I paint like old masters with oil on canvas most of the time but there are a couple of mixed media works as well. The working process in this case comprises different steps, beginning with the modeling of various three-dimensional elements in 3DsMax. These models are mapped with different textures. In the next phase, I work with Photoshop, making a collage using high-resolution renderings of my 3D models and parts of classic and new paintings.
In the first phase of the “Hedonati” series (2014-2016) the collage was printed on the canvas, which was then painted all over with oil paint in the final phase. It may seem easy, but the whole process demands a great amount of skill and hard work. When the canvases arrive from the print shop, they are absolutely dull and lifeless, with flat color dynamics. My challenge is to bring life into the picture.
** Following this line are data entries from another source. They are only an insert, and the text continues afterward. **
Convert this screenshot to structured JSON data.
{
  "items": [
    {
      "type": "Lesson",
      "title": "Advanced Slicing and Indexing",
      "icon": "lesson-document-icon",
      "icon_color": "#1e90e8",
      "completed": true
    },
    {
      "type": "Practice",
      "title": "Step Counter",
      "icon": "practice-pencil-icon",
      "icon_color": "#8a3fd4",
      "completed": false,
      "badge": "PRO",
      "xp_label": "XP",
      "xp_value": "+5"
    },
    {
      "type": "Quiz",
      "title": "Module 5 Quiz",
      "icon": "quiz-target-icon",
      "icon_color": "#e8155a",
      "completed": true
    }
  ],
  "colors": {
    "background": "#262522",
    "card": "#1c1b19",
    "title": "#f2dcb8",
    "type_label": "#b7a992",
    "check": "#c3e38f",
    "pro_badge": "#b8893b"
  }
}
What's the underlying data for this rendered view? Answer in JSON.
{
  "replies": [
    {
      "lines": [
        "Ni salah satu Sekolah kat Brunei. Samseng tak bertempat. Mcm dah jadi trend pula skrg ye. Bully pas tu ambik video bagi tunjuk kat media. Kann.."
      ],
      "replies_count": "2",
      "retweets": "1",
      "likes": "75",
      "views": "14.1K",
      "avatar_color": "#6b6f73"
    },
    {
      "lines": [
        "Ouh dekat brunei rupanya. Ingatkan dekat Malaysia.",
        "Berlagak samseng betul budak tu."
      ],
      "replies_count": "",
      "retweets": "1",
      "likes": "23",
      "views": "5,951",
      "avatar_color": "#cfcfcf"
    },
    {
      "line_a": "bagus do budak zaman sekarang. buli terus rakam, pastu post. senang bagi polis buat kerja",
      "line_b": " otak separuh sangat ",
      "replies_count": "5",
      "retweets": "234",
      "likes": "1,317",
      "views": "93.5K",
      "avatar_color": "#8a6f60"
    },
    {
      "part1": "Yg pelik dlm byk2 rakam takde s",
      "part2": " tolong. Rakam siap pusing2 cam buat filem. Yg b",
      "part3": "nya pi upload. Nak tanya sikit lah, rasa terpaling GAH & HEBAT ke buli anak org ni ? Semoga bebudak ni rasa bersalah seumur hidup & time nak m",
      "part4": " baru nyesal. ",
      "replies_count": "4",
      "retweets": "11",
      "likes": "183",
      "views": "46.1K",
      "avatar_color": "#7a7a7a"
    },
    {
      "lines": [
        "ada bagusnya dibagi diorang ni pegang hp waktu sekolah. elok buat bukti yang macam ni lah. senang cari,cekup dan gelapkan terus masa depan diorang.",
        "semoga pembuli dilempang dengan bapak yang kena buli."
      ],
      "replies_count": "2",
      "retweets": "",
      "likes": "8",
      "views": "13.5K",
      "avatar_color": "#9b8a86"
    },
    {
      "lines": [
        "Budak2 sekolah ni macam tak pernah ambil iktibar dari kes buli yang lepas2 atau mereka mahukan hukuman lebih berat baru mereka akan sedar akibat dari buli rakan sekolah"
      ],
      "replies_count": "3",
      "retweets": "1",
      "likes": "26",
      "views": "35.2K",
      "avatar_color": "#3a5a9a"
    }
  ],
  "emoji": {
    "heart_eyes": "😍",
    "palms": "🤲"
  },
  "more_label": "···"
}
As I regard it, the print on the canvas has the same role as the first layers of old masters’ paintings, which are sketches transferred onto the canvas by apprentices using a square grid, and a toned and shaded ground. When the canvasses arrive from the print shop, they are absolutely dull and lifeless, with flat color dynamics. My challenge is to bring life into the picture. I have to highlight the important details and to push everything of secondary importance to the background. The dramaturgy of the painting is created in this last phase. My work is similar to that of the conductor of an orchestra, who decides which musical instrument should play the key role.
In the second phase of this series I call “Dolce far niente” (2017) I gave up printing the images on the canvas. I‘ve drawn the motive on the canvas by hand, and built up the picture layer by layer with oil just as old masters did. I´m used to posting an image of my painting process every day on Instagram.
An artist or an artwork which particularly inspires you?
Earlier in my career I found certain artists and artworks inspiring which might have had an effect on my development. However I believe the influence of other artists has never been significant. Over the last few years I recognized having a strong interest in artworks that are completely different from my own ones.
I appreciate artists who explore the possibilities of technical and technological innovation.
Development is part of our lives, and it is the duty of artists to integrate new discoveries into the working process and to experiment with recent inventions.
I am a big fan of light art. Light, the immaterial artistic medium, puts me under a spell. The Targetti Light Art Award exhibition and the light art exhibition I saw in the Zentrum für Kunst und Medien in Karlsruhe are still deeply stored in my memory. Artists working with materials like metal, mirror and glass also fascinate me.
These are still a couple of genres with which I would like to experiment, but everything has its financial implications as well. In the world of art, creating even a single piece can be extremely costly. For instance, I once created a cybernetic sculpture for the Hungarikon collection, integrating Nicolas Schöffer’s sandglass into an engine-powered kinetic sculpture. The rotation of the elements creates a Moiré effect resembling the mathematical infinity symbol. The costs of the realization were considerable.
On the other hand, although electronic and high-tech art are very attractive, I have some reservations because of long-term changes in their apperception and because of the generally shorter lifespan of such works. I have thoroughly studied the oeuvre of the pioneers of kinetic and cybernetic art. Most of their sculptures, which were created in the 60’s, were at that time incorporating the newest ideas and the most recent stages of technical and scientific development. Nevertheless, compared with today’s standards they appear somewhat outdated and technologically obsolete. I would find it frustrating if my work, which, at the time of its creation, deserved the adjective cutting-edge, would seem to be a freakishly old-fashioned contraption after only a couple of years.